## Data provided

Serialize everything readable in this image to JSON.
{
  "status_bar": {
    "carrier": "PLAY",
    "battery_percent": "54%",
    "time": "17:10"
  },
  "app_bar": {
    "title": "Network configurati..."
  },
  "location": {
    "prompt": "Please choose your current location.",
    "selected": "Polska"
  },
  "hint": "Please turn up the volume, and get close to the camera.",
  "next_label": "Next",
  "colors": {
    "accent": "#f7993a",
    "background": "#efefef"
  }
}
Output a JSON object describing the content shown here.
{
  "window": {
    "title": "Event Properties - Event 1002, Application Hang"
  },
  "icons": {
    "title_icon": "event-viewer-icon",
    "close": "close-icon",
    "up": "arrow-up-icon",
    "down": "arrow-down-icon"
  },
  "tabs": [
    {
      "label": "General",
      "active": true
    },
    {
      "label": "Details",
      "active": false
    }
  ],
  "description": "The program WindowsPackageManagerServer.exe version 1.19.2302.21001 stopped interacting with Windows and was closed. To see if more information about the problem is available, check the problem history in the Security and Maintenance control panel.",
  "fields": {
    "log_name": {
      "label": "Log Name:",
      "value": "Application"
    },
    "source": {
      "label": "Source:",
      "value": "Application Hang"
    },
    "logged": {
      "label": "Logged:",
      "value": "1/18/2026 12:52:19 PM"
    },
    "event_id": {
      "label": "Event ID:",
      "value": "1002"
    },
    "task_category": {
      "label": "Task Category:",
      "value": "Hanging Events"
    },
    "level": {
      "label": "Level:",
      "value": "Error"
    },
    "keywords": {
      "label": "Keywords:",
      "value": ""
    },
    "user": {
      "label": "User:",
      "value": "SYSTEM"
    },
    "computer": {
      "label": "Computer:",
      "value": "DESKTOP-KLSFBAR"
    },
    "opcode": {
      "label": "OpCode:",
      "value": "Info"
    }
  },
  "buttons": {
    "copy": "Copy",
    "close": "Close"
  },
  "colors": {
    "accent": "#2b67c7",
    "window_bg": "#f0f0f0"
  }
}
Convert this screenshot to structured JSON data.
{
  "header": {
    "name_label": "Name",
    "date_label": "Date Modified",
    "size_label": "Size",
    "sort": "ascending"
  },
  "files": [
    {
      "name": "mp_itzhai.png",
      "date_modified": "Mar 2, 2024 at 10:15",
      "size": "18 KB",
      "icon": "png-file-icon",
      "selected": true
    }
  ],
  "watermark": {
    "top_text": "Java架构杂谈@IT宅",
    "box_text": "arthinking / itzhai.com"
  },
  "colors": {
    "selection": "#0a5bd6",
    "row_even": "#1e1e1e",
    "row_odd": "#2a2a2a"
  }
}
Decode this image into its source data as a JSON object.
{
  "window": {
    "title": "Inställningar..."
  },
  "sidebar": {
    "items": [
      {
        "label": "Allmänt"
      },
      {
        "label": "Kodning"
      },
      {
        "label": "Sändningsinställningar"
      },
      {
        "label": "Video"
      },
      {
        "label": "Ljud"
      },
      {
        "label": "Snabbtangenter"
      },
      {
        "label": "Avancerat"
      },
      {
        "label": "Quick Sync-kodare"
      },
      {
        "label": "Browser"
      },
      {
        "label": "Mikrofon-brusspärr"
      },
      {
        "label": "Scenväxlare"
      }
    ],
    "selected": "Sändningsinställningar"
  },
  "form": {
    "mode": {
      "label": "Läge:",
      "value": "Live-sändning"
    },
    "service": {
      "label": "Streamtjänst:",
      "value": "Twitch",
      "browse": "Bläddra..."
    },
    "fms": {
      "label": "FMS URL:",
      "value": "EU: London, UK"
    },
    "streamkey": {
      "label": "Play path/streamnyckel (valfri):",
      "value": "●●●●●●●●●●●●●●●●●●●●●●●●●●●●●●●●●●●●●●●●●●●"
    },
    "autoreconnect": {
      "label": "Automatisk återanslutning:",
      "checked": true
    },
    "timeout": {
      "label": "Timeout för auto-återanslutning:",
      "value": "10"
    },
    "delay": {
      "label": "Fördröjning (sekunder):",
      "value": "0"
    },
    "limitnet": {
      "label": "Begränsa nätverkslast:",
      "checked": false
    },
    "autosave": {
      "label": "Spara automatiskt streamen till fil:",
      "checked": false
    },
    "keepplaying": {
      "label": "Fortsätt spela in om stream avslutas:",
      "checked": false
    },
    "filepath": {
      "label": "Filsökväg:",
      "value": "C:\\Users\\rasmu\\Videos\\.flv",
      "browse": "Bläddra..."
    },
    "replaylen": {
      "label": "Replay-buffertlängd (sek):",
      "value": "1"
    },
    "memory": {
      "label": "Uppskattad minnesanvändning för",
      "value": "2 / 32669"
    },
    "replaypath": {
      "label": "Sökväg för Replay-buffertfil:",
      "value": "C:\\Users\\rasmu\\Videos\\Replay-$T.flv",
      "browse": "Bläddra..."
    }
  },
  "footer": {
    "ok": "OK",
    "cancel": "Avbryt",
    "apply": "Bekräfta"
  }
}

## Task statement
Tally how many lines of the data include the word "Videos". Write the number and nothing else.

## Written solution
2